I’ve read a string of comments in the last week about how easy it would be to write a novel if only one lived in Rome. This sort of thing:
You want to write. Really you do. You long to. In fact, if you could run away now to Rome and write full-time with the Italian sunlight streaming through your open balcony doors you’d be in heaven.
Indeed. Well here I am. Rome. Writing. Sunlight. Blah blah blah. But somehow it’s not doing it for me. Procrastination and self-loathing are the order of day. This does, however, mean I have become an expert on how not to write a novel. Here are my top ten tips for literary failure:
1) Write 30,000 words in one huge, manic flurry for NaNoWriMo (2011), lose interest and don’t write anything else for six months.
2) When you finally return to the novel, re-read all 30,000 words and deem every one of them to be utter rubbish. Become extremely disheartened and refuse to open the document entitled ‘novel’ for another three months.
3) Resume writing novel again. Think some of it is not too bad. Start editing what you’ve already written. Get very confused as, for some reason, you’re writing a novel involving time-travel and ancient Eygpt, neither of which you know anything about.
Waste spend a lot of time doing valuable ‘research’ on the net.
4) Remember how important it is to take a break from your work each day so you don’t burn out. Cleaning the fridge, trying out new brownie recipes or searching on Pinterest for pictures of vintage campervans will surely refresh your inspiration.
5) Decide novel needs more conflict. Spend a long amount of time thinking about conflict. Spend a small amount of time writing about conflict.
6) Decide characters need more work. Fill several hours completing character questionnaires. It is vitally important that you know exactly how Bea will react when the plane she’s piloting is plummeting towards a mountain in the Andes as a result of engine failure, thus killing all the passengers and the inhabitants of the village below. Even though she’s only 12.
7) Check your word count every five minutes, just in case it has miraculously doubled since you last looked. Cut and paste research from internet and include this in your word count.
8) Realise that, because you’re living in Rome and it’s incredibly hot at the moment, a short siesta every afternoon is an excellent idea so that when you awake you will be fresh and ready to write.
9) Wake from siesta just in time to collect children from school.

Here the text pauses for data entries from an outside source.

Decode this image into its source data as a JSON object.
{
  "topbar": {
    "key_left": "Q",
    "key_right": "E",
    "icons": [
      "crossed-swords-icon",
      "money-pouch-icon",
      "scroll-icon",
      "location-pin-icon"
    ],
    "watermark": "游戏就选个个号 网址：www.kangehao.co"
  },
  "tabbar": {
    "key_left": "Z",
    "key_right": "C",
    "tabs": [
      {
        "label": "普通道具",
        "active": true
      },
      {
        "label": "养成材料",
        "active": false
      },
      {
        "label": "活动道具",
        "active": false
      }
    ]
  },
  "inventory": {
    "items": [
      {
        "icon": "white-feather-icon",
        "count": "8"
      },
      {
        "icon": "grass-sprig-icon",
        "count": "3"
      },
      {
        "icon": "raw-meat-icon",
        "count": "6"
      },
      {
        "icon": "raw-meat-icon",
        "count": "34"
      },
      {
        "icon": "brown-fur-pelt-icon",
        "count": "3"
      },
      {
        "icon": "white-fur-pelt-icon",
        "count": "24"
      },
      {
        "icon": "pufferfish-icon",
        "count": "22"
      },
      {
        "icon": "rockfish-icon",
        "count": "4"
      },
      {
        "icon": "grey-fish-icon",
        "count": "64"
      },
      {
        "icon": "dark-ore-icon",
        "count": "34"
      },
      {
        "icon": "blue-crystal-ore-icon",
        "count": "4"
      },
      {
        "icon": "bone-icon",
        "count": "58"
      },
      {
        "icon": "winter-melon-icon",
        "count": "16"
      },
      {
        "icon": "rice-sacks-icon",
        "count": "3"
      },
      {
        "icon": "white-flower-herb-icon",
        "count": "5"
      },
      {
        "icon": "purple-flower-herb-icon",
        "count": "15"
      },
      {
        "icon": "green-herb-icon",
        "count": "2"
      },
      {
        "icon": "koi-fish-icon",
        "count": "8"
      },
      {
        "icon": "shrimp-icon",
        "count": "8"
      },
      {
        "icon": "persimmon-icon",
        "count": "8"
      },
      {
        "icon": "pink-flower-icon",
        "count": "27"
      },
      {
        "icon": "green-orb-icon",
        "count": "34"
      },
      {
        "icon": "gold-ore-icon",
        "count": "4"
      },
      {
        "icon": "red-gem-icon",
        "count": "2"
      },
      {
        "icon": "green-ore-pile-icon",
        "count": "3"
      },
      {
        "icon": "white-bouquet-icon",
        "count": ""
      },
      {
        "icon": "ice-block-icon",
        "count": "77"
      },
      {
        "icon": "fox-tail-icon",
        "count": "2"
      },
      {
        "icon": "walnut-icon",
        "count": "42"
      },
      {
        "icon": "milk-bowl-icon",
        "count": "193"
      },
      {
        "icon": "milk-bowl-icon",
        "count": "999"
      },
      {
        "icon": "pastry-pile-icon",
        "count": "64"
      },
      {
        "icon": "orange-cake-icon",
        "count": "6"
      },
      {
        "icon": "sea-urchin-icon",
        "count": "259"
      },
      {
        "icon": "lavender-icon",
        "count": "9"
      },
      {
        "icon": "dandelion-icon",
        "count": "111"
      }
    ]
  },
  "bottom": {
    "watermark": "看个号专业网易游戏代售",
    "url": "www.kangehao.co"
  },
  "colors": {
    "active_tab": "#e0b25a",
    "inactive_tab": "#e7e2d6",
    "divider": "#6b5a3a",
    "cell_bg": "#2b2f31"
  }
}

10) Check email, Facebook, text messages, Twitter, and all other forms of social media that you either don’t understand how to use or haven’t even heard of, at least once every ten minutes.
Oh, I forgot one more:
11) Start a blog.